#### [Task directions]
Omit every picture, then return each line of the data below exactly.

#### [Data excerpts]
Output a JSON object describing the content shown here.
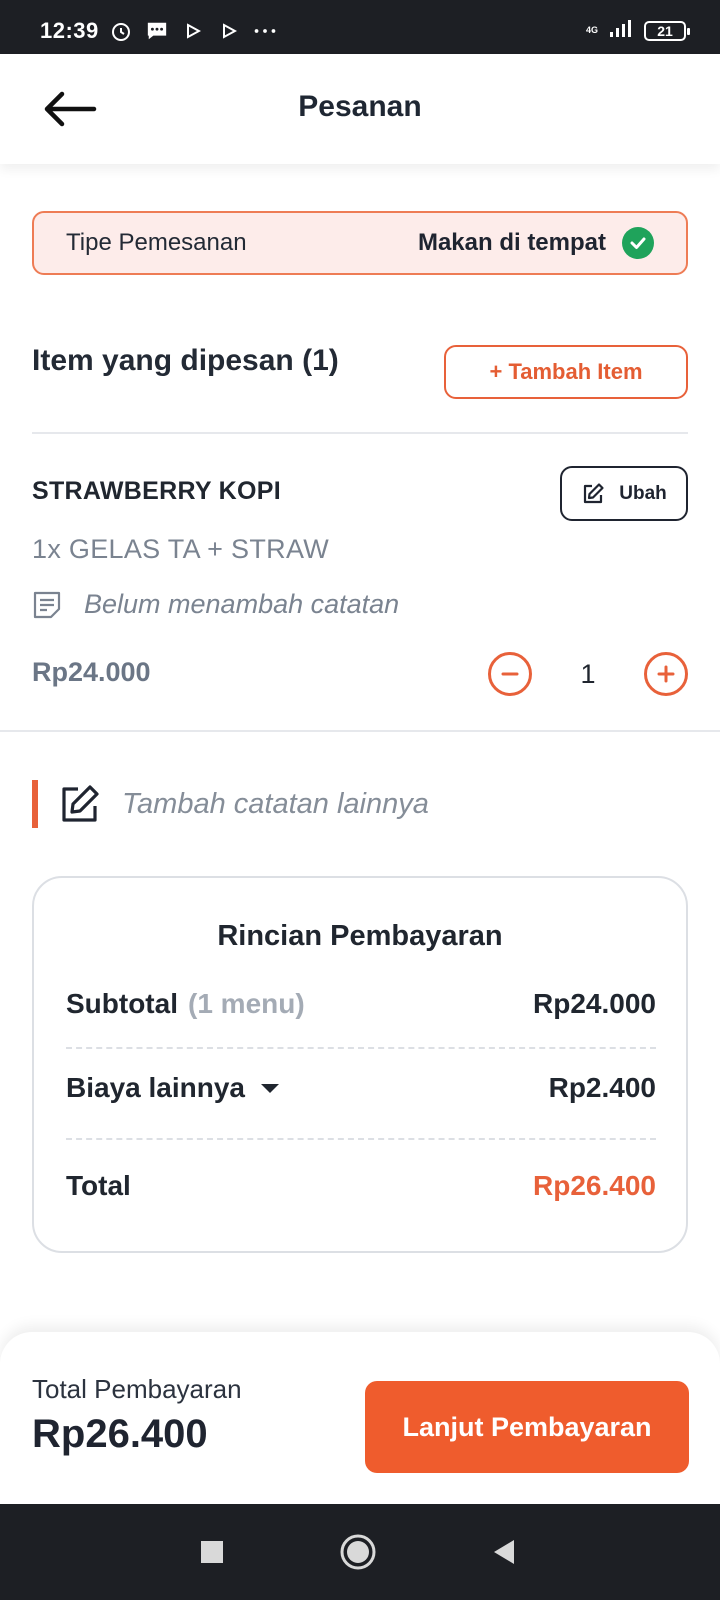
{
  "status_bar": {
    "time": "12:39",
    "network": "4G",
    "battery": "21",
    "icons": [
      "alarm-icon",
      "chat-icon",
      "play-store-icon",
      "play-store-icon",
      "more-dots-icon",
      "signal-icon",
      "battery-icon"
    ]
  },
  "header": {
    "title": "Pesanan",
    "back_icon": "arrow-left-icon"
  },
  "order_type": {
    "label": "Tipe Pemesanan",
    "value": "Makan di tempat",
    "icon": "check-circle-icon",
    "accent_color": "#1fa35b"
  },
  "items_section": {
    "heading": "Item yang dipesan (1)",
    "add_button": "+ Tambah Item"
  },
  "item": {
    "name": "STRAWBERRY KOPI",
    "variant": "1x GELAS TA + STRAW",
    "note": "Belum menambah catatan",
    "price": "Rp24.000",
    "quantity": "1",
    "edit_label": "Ubah"
  },
  "other_note": {
    "placeholder": "Tambah catatan lainnya"
  },
  "payment_details": {
    "title": "Rincian Pembayaran",
    "subtotal_label": "Subtotal",
    "subtotal_count": "(1 menu)",
    "subtotal_value": "Rp24.000",
    "other_fee_label": "Biaya lainnya",
    "other_fee_value": "Rp2.400",
    "total_label": "Total",
    "total_value": "Rp26.400"
  },
  "footer": {
    "total_label": "Total Pembayaran",
    "total_value": "Rp26.400",
    "pay_button": "Lanjut Pembayaran"
  },
  "colors": {
    "accent": "#ef5c2d",
    "success": "#1fa35b",
    "order_type_bg": "#fdecea"
  }
}
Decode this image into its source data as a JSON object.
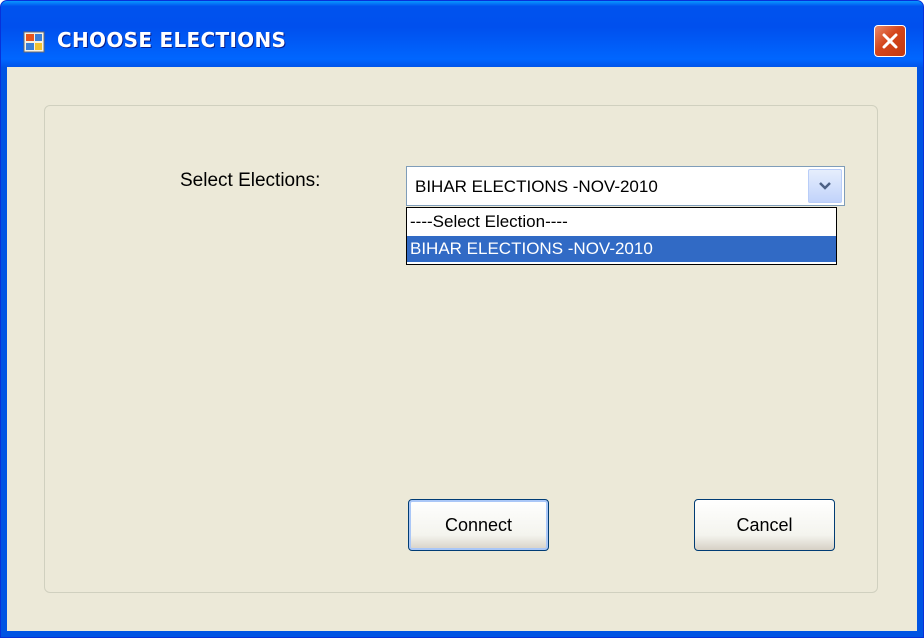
{
  "window": {
    "title": "CHOOSE ELECTIONS",
    "icon": "app-window-icon",
    "close_icon": "close-icon"
  },
  "form": {
    "select_label": "Select Elections:",
    "combo": {
      "selected_value": "BIHAR ELECTIONS -NOV-2010",
      "arrow_icon": "chevron-down-icon"
    },
    "dropdown": {
      "options": [
        "----Select Election----",
        "BIHAR ELECTIONS -NOV-2010"
      ],
      "highlighted_index": 1
    }
  },
  "buttons": {
    "connect_label": "Connect",
    "cancel_label": "Cancel"
  },
  "colors": {
    "titlebar": "#0054e3",
    "client_bg": "#ece9d8",
    "highlight": "#316ac5",
    "close_button": "#d4451b"
  }
}
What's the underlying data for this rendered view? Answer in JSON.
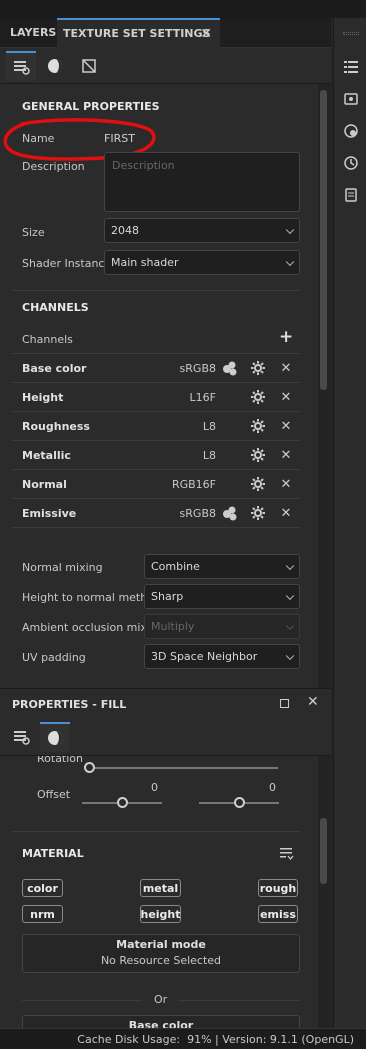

#### [Answer for the task]
Output a JSON object describing the content shown here.
{
  "status_bar": {
    "time": "12:39",
    "network": "4G",
    "battery": "21",
    "icons": [
      "alarm-icon",
      "chat-icon",
      "play-store-icon",
      "play-store-icon",
      "more-dots-icon",
      "signal-icon",
      "battery-icon"
    ]
  },
  "header": {
    "title": "Pesanan",
    "back_icon": "arrow-left-icon"
  },
  "order_type": {
    "label": "Tipe Pemesanan",
    "value": "Makan di tempat",
    "icon": "check-circle-icon",
    "accent_color": "#1fa35b"
  },
  "items_section": {
    "heading": "Item yang dipesan (1)",
    "add_button": "+ Tambah Item"
  },
  "item": {
    "name": "STRAWBERRY KOPI",
    "variant": "1x GELAS TA + STRAW",
    "note": "Belum menambah catatan",
    "price": "Rp24.000",
    "quantity": "1",
    "edit_label": "Ubah"
  },
  "other_note": {
    "placeholder": "Tambah catatan lainnya"
  },
  "payment_details": {
    "title": "Rincian Pembayaran",
    "subtotal_label": "Subtotal",
    "subtotal_count": "(1 menu)",
    "subtotal_value": "Rp24.000",
    "other_fee_label": "Biaya lainnya",
    "other_fee_value": "Rp2.400",
    "total_label": "Total",
    "total_value": "Rp26.400"
  },
  "footer": {
    "total_label": "Total Pembayaran",
    "total_value": "Rp26.400",
    "pay_button": "Lanjut Pembayaran"
  },
  "colors": {
    "accent": "#ef5c2d",
    "success": "#1fa35b",
    "order_type_bg": "#fdecea"
  }
}
Decode this image into its source data as a JSON object.
{
  "window": {
    "title": "CHOOSE ELECTIONS",
    "icon": "app-window-icon",
    "close_icon": "close-icon"
  },
  "form": {
    "select_label": "Select Elections:",
    "combo": {
      "selected_value": "BIHAR ELECTIONS -NOV-2010",
      "arrow_icon": "chevron-down-icon"
    },
    "dropdown": {
      "options": [
        "----Select Election----",
        "BIHAR ELECTIONS -NOV-2010"
      ],
      "highlighted_index": 1
    }
  },
  "buttons": {
    "connect_label": "Connect",
    "cancel_label": "Cancel"
  },
  "colors": {
    "titlebar": "#0054e3",
    "client_bg": "#ece9d8",
    "highlight": "#316ac5",
    "close_button": "#d4451b"
  }
}
What's the underlying data for this rendered view? Answer in JSON.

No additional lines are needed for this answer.